Proposed PhD Plan:
Year 1: Literature reviews on (1) multimorbidity in RA and (2) utility of NLP/ML for discovery of "disease status". Tailoring and application of text-mining software to free text data in study.
Year 2: Clustering based on comorbidity patterns, application of latent class analysis (and other methods) to cross-sectional snapshot of all accumulated events and relating back to outcomes (drug exposure, remission status, etc.).
Year 3: Longitudinal analysis of morbidity patterns - identifying disease/adverse event sequences using ML approaches; write up and submit PhD
This PhD would be attractive to candidates with experience and training in data science, and also for those from an epidemiological or statistical background looking to increase their knowledge and experience in data science. Applicants are expected to hold, or about to obtain, a minimum upper second class undergraduate degree (or equivalent) in epidemiology, statistics, data science, computing or other related field. A Masters degree in a relevant subject and/or experience in a related subject area/discipline is desirable.
Applicants must have obtained, or be about to obtain, at least an upper second class honours degree (or equivalent) in a relevant subject.
UK applicants interested in this project should make direct contact with the Primary Supervisor to arrange to discuss the project further as soon as possible. International applicants (including EU nationals) must ensure they meet the academic eligibility criteria (including English Language) as outlined before contacting potential supervisors to express an interest in their project. Eligibility can be checked via the University Country Specific information page (https://www.manchester.ac.uk/study/international/country-specific-information/).
If your country is not listed you must contact the Doctoral Academy Admissions Team providing a detailed CV (to include academic qualifications - stating degree classification(s) and dates awarded) and relevant transcripts.
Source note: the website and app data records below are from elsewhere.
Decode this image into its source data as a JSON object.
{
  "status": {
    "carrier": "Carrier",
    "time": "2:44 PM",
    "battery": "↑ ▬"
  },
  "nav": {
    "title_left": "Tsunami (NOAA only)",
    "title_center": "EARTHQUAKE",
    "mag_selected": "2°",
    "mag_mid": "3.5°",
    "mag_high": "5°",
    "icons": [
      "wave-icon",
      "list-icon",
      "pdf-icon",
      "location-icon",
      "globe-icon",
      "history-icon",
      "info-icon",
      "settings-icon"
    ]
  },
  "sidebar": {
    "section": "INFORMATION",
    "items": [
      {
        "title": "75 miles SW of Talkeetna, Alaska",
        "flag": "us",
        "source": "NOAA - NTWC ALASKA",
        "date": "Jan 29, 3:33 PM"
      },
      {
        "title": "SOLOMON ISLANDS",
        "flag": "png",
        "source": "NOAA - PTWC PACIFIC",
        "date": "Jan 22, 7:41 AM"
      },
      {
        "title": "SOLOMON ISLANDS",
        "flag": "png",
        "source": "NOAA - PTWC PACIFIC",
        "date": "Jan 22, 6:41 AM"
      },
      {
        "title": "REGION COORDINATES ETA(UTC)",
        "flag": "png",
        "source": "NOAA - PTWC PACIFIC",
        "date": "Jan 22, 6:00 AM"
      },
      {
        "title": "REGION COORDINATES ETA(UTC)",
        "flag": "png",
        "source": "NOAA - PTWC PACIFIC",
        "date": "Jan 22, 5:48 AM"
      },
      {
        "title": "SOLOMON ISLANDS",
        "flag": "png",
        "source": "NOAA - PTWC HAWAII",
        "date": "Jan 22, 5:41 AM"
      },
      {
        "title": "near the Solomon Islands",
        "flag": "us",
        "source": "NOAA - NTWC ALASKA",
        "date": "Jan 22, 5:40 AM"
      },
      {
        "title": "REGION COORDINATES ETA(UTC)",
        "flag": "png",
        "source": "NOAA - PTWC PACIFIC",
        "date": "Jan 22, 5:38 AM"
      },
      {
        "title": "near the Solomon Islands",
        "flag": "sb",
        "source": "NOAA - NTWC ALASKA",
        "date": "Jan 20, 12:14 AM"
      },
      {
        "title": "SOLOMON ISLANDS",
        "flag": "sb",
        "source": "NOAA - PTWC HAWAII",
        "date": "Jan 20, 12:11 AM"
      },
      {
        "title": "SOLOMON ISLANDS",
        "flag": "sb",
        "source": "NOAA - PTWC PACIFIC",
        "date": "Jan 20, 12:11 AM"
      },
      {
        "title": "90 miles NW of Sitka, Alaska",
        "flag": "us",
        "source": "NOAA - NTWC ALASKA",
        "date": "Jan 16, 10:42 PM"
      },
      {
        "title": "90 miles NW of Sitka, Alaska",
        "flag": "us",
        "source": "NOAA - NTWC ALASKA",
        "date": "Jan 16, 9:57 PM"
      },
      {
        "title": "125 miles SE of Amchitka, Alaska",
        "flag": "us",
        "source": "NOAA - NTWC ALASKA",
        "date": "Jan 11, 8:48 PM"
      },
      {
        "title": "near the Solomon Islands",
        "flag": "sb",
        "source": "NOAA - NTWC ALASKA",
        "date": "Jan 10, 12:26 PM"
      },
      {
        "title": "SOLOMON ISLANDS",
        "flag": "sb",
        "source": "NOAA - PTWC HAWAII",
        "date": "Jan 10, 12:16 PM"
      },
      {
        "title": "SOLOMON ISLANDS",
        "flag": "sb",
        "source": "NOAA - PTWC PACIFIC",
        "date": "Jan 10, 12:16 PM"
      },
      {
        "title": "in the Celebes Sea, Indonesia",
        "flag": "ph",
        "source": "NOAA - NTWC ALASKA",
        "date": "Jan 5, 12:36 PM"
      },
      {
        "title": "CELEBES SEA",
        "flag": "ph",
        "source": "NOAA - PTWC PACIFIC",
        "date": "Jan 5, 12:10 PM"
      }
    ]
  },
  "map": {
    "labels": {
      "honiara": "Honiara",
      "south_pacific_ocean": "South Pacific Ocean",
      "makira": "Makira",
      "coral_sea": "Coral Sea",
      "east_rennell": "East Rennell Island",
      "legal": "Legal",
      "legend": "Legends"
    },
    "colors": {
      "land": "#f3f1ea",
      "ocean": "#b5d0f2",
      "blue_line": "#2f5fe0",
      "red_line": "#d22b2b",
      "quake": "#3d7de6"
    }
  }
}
Following the review of your qualifications and with support from potential supervisor(s), you will be informed whether you can submit a formal online application.
To be considered for this project you MUST submit a formal online application form - full details on how to apply can be found on the MRC Doctoral Training Partnership (DTP) website http://www.manchester.ac.uk/mrcdtpstudentships
Applicants will be required to address the following.
- Why do you want to do a PhD?
- In terms of personality and temperament, why do you believe you're suitable for doing a PhD and describe any experience that demonstrates your capacity to conduct research?
- How did you become interested in the ideas you mentioned in your research proposal?
- Outline the objectives of your research and explain the importance of this research in the context of your current knowledge?
- From your degree transcript what was your best and worst unit and why?
- What was your favourite unit and why?
- What was the most difficult part of your final year project and how did you overcome it?
- Describe how you have helped another with their learning either informally or formally or any service or leadership roles you might have had including extracurricular activities.
- Describe any community activities that you have been part of; such as hackathons, societies related to academics, or other extracurricular community activities for which you have participated in.
- How do you see your future after the PhD?